Agricultural Society (Sussex and Studholm, N.B.)

  • Corporate body
  • Established 1841

The Sussex and Studholm Agricultural Society #21 was founded in 1841 to promote and improve the state of agriculture in New Brunswick. During the early years, the society tried to establish better agricultural practices and contributed to the improvement of livestock by importing breeding stock and holding weekly livestock auctions.

Akerly, Lavinia

  • Person
  • fl. 1868-1869

Lavinia Akerly lived in the parish of Wickham in Queens County, New Brunswick. As a single woman, she delivered a bastard child in 1868 and alleged that William Keleher was the father. She applied to the overseers for the poor, fearing that she would be unable to support the child. They prepared to bring charges against Keleher.

In 1869, his brother, James Keleher, a mail contractor, agreed to pay Lavinia $60 if she would agree to withdraw all other claims against William and refuse to help the overseers of the poor charge him for child support. Her brothers, Adam Akerly and Amos Akerly of Wickham, both farmers, were bound to the same conditions. Lavinia does not appear in the 1861 census and neither she nor her child appear in the 1871 census.

Alberta Francis Cunningham

  • Person
  • 1933-

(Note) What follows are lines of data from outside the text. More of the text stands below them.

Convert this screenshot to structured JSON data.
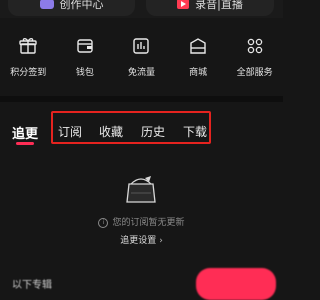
{
  "top": {
    "creator_center": "创作中心",
    "record_live": "录音|直播"
  },
  "services": [
    {
      "label": "积分签到",
      "icon": "gift-icon"
    },
    {
      "label": "钱包",
      "icon": "wallet-icon"
    },
    {
      "label": "免流量",
      "icon": "data-free-icon"
    },
    {
      "label": "商城",
      "icon": "shop-icon"
    },
    {
      "label": "全部服务",
      "icon": "grid-icon"
    }
  ],
  "tabs": {
    "active": "追更",
    "items": [
      "订阅",
      "收藏",
      "历史",
      "下载"
    ]
  },
  "empty": {
    "message": "您的订阅暂无更新",
    "settings_link": "追更设置"
  },
  "bottom": {
    "text": "以下专辑"
  },
  "colors": {
    "accent": "#ff2d55",
    "highlight": "#e5231f",
    "background": "#161616"
  }
}
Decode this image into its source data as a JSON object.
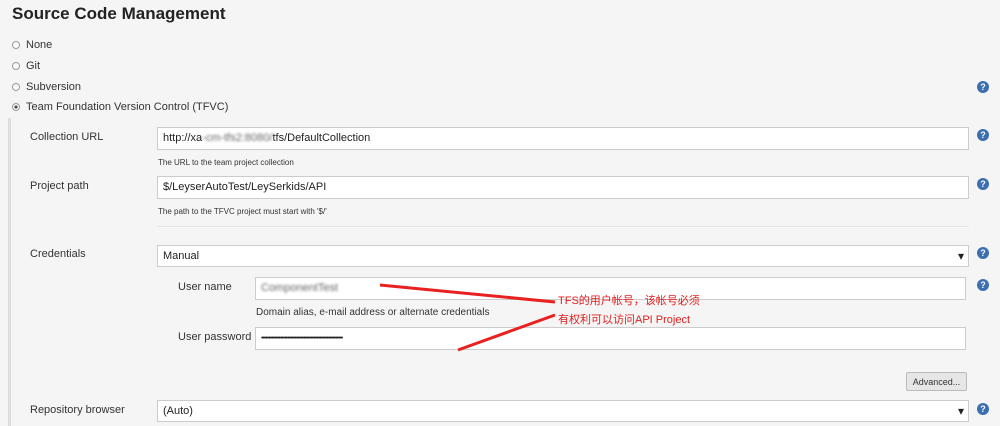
{
  "title": "Source Code Management",
  "scm_options": [
    {
      "label": "None",
      "selected": false
    },
    {
      "label": "Git",
      "selected": false
    },
    {
      "label": "Subversion",
      "selected": false
    },
    {
      "label": "Team Foundation Version Control (TFVC)",
      "selected": true
    }
  ],
  "collection_url": {
    "label": "Collection URL",
    "value_prefix": "http://xa",
    "value_masked": "-cm-tfs2:8080/",
    "value_suffix": "tfs/DefaultCollection",
    "hint": "The URL to the team project collection"
  },
  "project_path": {
    "label": "Project path",
    "value": "$/LeyserAutoTest/LeySerkids/API",
    "hint": "The path to the TFVC project must start with '$/'"
  },
  "credentials": {
    "label": "Credentials",
    "value": "Manual"
  },
  "user_name": {
    "label": "User name",
    "value": "ComponentTest",
    "hint": "Domain alias, e-mail address or alternate credentials"
  },
  "user_password": {
    "label": "User password",
    "value": "••••••••••••••••••••••••••••••••••••••••••••••••••••••••"
  },
  "advanced_label": "Advanced...",
  "repository_browser": {
    "label": "Repository browser",
    "value": "(Auto)"
  },
  "annotation": {
    "line1": "TFS的用户帐号，该帐号必须",
    "line2": "有权利可以访问API Project"
  },
  "help_glyph": "?",
  "colors": {
    "annotation": "#e02020",
    "help": "#3b6fb0"
  }
}
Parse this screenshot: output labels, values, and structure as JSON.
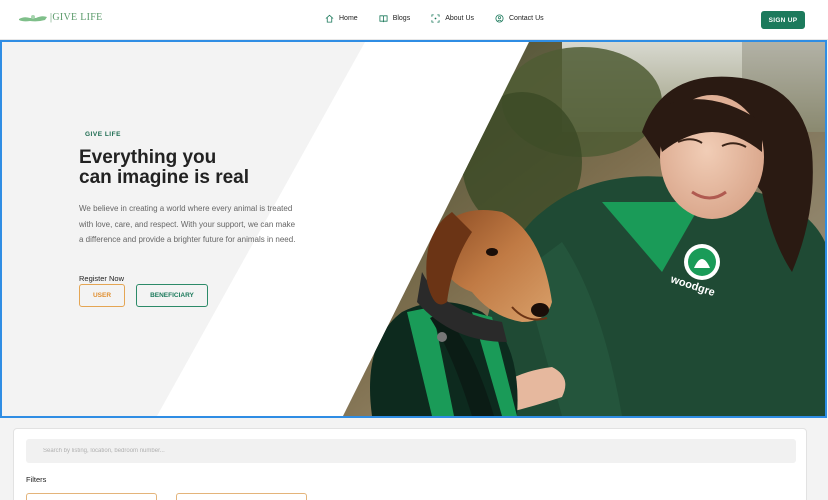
{
  "nav": {
    "logo_text": "GIVE LIFE",
    "links": [
      {
        "label": "Home",
        "icon": "home-icon"
      },
      {
        "label": "Blogs",
        "icon": "book-icon"
      },
      {
        "label": "About Us",
        "icon": "dots-icon"
      },
      {
        "label": "Contact Us",
        "icon": "contact-icon"
      }
    ],
    "signup_label": "SIGN UP"
  },
  "hero": {
    "tagline": "GIVE LIFE",
    "headline_line1": "Everything you",
    "headline_line2": "can imagine is real",
    "description": "We believe in creating a world where every animal is treated with love, care, and respect. With your support, we can make a difference and provide a brighter future for animals in need.",
    "register_label": "Register Now",
    "user_button": "USER",
    "beneficiary_button": "BENEFICIARY",
    "photo_jacket_text": "woodgre"
  },
  "search": {
    "placeholder": "Search by listing, location, bedroom number..."
  },
  "filters": {
    "label": "Filters"
  },
  "colors": {
    "brand_green": "#1c7a5c",
    "accent_orange": "#e08e2e",
    "selection_blue": "#2f8de4"
  }
}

Alberta Francis Cunningham was born October 12, 1933 in Bocabec. She married Perry Wilson Hooper on February 5, 1951 in St. George. He was born in Letete in 1930. After they were married they moved to St. Andrews and Alberta found employment at the Tuna Plant in Bayside.

In 1955 they moved to Bayside and had five children: Wanda Ann Hooper born April 10 1955; Wayne Alan Hooper born April 01 1957; Wendall Dale Hooper born January 9 1959; Wade Brian Hooper born September 17 1965 and Brenda Lynn Hooper born April 5 1966.

Results 11 to 20 of 1867